The entries should each be set down again precisely.

» **Study material**

* * *

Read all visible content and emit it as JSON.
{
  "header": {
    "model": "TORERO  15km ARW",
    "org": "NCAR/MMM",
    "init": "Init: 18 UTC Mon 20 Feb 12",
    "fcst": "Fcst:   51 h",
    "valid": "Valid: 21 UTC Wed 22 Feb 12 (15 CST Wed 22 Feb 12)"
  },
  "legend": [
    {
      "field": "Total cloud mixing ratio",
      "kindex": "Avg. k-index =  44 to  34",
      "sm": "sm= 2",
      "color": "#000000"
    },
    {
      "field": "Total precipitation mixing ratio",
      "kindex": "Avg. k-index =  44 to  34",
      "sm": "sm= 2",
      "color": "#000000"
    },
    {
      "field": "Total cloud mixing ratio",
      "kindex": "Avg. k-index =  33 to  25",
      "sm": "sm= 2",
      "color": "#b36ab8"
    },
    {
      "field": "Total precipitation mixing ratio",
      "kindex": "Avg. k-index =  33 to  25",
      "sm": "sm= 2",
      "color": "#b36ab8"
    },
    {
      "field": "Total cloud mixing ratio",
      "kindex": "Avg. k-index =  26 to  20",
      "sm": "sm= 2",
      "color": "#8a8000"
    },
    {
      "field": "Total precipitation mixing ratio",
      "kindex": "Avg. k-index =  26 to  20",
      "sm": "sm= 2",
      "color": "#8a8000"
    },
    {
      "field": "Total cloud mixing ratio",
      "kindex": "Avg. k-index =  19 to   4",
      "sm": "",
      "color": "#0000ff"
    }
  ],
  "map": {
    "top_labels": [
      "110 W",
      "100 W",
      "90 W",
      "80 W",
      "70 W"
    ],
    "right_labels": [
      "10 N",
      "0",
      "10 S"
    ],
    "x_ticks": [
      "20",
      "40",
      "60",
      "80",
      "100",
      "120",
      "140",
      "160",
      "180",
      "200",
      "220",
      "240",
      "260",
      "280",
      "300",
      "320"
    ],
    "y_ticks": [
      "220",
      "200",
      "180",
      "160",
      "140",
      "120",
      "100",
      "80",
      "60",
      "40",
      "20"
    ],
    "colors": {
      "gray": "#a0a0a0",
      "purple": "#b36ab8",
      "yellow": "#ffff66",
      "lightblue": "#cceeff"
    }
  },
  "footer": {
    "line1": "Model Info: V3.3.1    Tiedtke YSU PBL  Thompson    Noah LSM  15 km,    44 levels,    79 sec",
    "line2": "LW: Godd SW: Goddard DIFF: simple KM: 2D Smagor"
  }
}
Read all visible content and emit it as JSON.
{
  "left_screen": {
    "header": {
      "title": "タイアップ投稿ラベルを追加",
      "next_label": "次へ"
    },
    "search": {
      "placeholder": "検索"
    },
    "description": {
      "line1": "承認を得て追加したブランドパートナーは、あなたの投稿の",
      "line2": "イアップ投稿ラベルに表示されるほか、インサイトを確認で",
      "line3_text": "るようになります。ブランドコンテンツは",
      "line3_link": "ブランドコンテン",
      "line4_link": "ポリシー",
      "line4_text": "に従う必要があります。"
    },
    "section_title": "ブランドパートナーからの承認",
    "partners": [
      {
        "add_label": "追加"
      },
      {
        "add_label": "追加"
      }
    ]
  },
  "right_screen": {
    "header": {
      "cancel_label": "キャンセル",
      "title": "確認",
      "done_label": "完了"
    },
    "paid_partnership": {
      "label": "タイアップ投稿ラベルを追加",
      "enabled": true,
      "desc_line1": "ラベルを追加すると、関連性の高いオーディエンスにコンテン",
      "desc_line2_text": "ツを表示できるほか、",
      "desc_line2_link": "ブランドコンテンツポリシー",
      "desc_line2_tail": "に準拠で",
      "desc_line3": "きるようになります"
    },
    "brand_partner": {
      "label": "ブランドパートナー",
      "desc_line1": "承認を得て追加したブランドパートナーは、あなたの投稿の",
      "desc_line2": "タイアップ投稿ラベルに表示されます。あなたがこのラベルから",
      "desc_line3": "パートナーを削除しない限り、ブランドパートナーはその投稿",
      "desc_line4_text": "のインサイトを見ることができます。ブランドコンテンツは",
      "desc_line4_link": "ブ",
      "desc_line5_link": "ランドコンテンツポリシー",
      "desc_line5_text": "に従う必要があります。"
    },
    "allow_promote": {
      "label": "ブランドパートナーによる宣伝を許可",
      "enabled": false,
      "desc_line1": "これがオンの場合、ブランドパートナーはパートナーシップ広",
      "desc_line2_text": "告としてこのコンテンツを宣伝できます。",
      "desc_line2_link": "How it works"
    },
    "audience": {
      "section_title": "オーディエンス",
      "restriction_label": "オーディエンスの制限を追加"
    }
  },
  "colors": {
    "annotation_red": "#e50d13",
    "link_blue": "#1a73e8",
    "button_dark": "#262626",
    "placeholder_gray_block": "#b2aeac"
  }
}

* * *

» **Written solution**
Read all visible content and emit it as JSON.
{
  "header": {
    "model": "TORERO  15km ARW",
    "org": "NCAR/MMM",
    "init": "Init: 18 UTC Mon 20 Feb 12",
    "fcst": "Fcst:   51 h",
    "valid": "Valid: 21 UTC Wed 22 Feb 12 (15 CST Wed 22 Feb 12)"
  },
  "legend": [
    {
      "field": "Total cloud mixing ratio",
      "kindex": "Avg. k-index =  44 to  34",
      "sm": "sm= 2",
      "color": "#000000"
    },
    {
      "field": "Total precipitation mixing ratio",
      "kindex": "Avg. k-index =  44 to  34",
      "sm": "sm= 2",
      "color": "#000000"
    },
    {
      "field": "Total cloud mixing ratio",
      "kindex": "Avg. k-index =  33 to  25",
      "sm": "sm= 2",
      "color": "#b36ab8"
    },
    {
      "field": "Total precipitation mixing ratio",
      "kindex": "Avg. k-index =  33 to  25",
      "sm": "sm= 2",
      "color": "#b36ab8"
    },
    {
      "field": "Total cloud mixing ratio",
      "kindex": "Avg. k-index =  26 to  20",
      "sm": "sm= 2",
      "color": "#8a8000"
    },
    {
      "field": "Total precipitation mixing ratio",
      "kindex": "Avg. k-index =  26 to  20",
      "sm": "sm= 2",
      "color": "#8a8000"
    },
    {
      "field": "Total cloud mixing ratio",
      "kindex": "Avg. k-index =  19 to   4",
      "sm": "",
      "color": "#0000ff"
    }
  ],
  "map": {
    "top_labels": [
      "110 W",
      "100 W",
      "90 W",
      "80 W",
      "70 W"
    ],
    "right_labels": [
      "10 N",
      "0",
      "10 S"
    ],
    "x_ticks": [
      "20",
      "40",
      "60",
      "80",
      "100",
      "120",
      "140",
      "160",
      "180",
      "200",
      "220",
      "240",
      "260",
      "280",
      "300",
      "320"
    ],
    "y_ticks": [
      "220",
      "200",
      "180",
      "160",
      "140",
      "120",
      "100",
      "80",
      "60",
      "40",
      "20"
    ],
    "colors": {
      "gray": "#a0a0a0",
      "purple": "#b36ab8",
      "yellow": "#ffff66",
      "lightblue": "#cceeff"
    }
  },
  "footer": {
    "line1": "Model Info: V3.3.1    Tiedtke YSU PBL  Thompson    Noah LSM  15 km,    44 levels,    79 sec",
    "line2": "LW: Godd SW: Goddard DIFF: simple KM: 2D Smagor"
  }
}
Read all visible content and emit it as JSON.
{
  "left_screen": {
    "header": {
      "title": "タイアップ投稿ラベルを追加",
      "next_label": "次へ"
    },
    "search": {
      "placeholder": "検索"
    },
    "description": {
      "line1": "承認を得て追加したブランドパートナーは、あなたの投稿の",
      "line2": "イアップ投稿ラベルに表示されるほか、インサイトを確認で",
      "line3_text": "るようになります。ブランドコンテンツは",
      "line3_link": "ブランドコンテン",
      "line4_link": "ポリシー",
      "line4_text": "に従う必要があります。"
    },
    "section_title": "ブランドパートナーからの承認",
    "partners": [
      {
        "add_label": "追加"
      },
      {
        "add_label": "追加"
      }
    ]
  },
  "right_screen": {
    "header": {
      "cancel_label": "キャンセル",
      "title": "確認",
      "done_label": "完了"
    },
    "paid_partnership": {
      "label": "タイアップ投稿ラベルを追加",
      "enabled": true,
      "desc_line1": "ラベルを追加すると、関連性の高いオーディエンスにコンテン",
      "desc_line2_text": "ツを表示できるほか、",
      "desc_line2_link": "ブランドコンテンツポリシー",
      "desc_line2_tail": "に準拠で",
      "desc_line3": "きるようになります"
    },
    "brand_partner": {
      "label": "ブランドパートナー",
      "desc_line1": "承認を得て追加したブランドパートナーは、あなたの投稿の",
      "desc_line2": "タイアップ投稿ラベルに表示されます。あなたがこのラベルから",
      "desc_line3": "パートナーを削除しない限り、ブランドパートナーはその投稿",
      "desc_line4_text": "のインサイトを見ることができます。ブランドコンテンツは",
      "desc_line4_link": "ブ",
      "desc_line5_link": "ランドコンテンツポリシー",
      "desc_line5_text": "に従う必要があります。"
    },
    "allow_promote": {
      "label": "ブランドパートナーによる宣伝を許可",
      "enabled": false,
      "desc_line1": "これがオンの場合、ブランドパートナーはパートナーシップ広",
      "desc_line2_text": "告としてこのコンテンツを宣伝できます。",
      "desc_line2_link": "How it works"
    },
    "audience": {
      "section_title": "オーディエンス",
      "restriction_label": "オーディエンスの制限を追加"
    }
  },
  "colors": {
    "annotation_red": "#e50d13",
    "link_blue": "#1a73e8",
    "button_dark": "#262626",
    "placeholder_gray_block": "#b2aeac"
  }
}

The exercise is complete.